Cryptosporiosis is caused by an internal parasite that can infect many different species of animals. It is caused by a protozoal, or one celled, parasite called Cryptosporidium. There are several species of Cryptosporidium, but the most commonly encountered in reptiles is C. serpentis. Cryptospordiosis is an important disease in reptiles due to its tendency to be highly contagious and high mortality rate. 

Cryptosporidium spp. are microscopic protozoa, only 4-8 nanometers. They are difficult to see under the microscope and often go missed on fecal examinations. They colonize and inhabit the gastric and intestinal mucosa of infected reptiles. Transmission is by ingestion of cysts from fecal material or directly from a contaminated environment. Cysts last a very long time in the environment and are extremely resistant to most disinfectants, including bleach and chlorhexidine. Often only very strong ammonia solutions will destroy the cysts. 

Clinical signs of Cryptosporidiosis in reptiles are extremely similar to that of other intestinal parasites. These include weight loss, loss of appetite, and diarrhea. As the disease progresses lizards often will start passing food undigested in their feces. Snakes often will start to regurgitate partially digested pray and many may develop swelling in the area of their stomach. However, other causes of poor digestion and stomach swelling do exist so other causes of these clinical signs should be ruled out prior to assuming a diagnosis of Cryptosporidosis. 

Diagnosis is most often made by PCR or Polymerase Chain Reaction testing for the Cryptosporidium DNA in swabs from feces and vomit. This method has proven to be the most reliable method of detecting the parasite due to its small size. Diagnosis can also be made post mortem by acid fast stains of biopsies from the stomach and intestinal walls.

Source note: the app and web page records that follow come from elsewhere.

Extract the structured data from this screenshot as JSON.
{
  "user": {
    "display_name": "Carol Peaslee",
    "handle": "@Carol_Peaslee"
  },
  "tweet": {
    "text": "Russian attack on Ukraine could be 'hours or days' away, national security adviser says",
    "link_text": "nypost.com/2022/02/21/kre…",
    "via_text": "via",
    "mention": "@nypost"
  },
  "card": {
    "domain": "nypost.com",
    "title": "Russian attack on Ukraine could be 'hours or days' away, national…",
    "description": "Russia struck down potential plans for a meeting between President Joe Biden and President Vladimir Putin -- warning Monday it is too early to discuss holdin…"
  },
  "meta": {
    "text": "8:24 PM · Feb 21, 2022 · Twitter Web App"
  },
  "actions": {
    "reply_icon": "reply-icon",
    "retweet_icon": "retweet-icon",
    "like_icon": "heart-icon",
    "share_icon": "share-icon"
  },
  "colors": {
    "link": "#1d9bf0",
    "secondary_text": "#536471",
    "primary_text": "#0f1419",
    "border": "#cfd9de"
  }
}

To date no effective cure for this infection has been found. Treatment by Paromomycin has shown to decrease shedding of infective cysts and control clinical signs for many animals, but eventually treatment fails and clinical signs return. Research is ongoing to find better alternatives for therapy and there is hope for better treatment options on the horizon.

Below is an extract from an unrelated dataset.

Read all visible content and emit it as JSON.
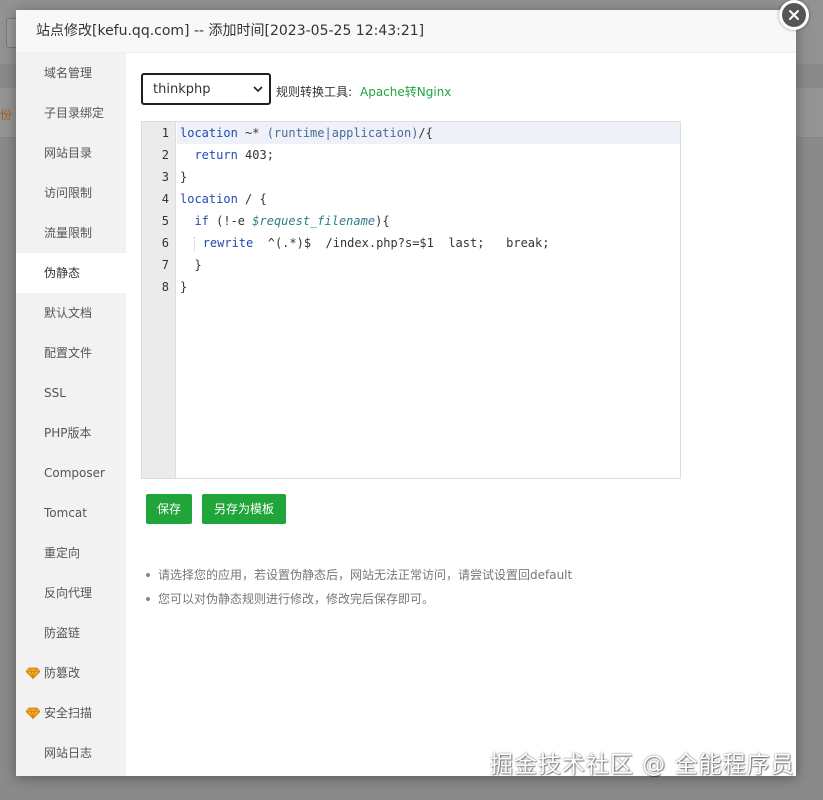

Given the highly infectious and deadly nature of this disease, all positive animals should be considered contagious to others the remainder of their lives. They should not be used from breeding and be quarantined separate from all other reptiles. Many keepers opt for euthanasia due to concerns about the animals' quality of life.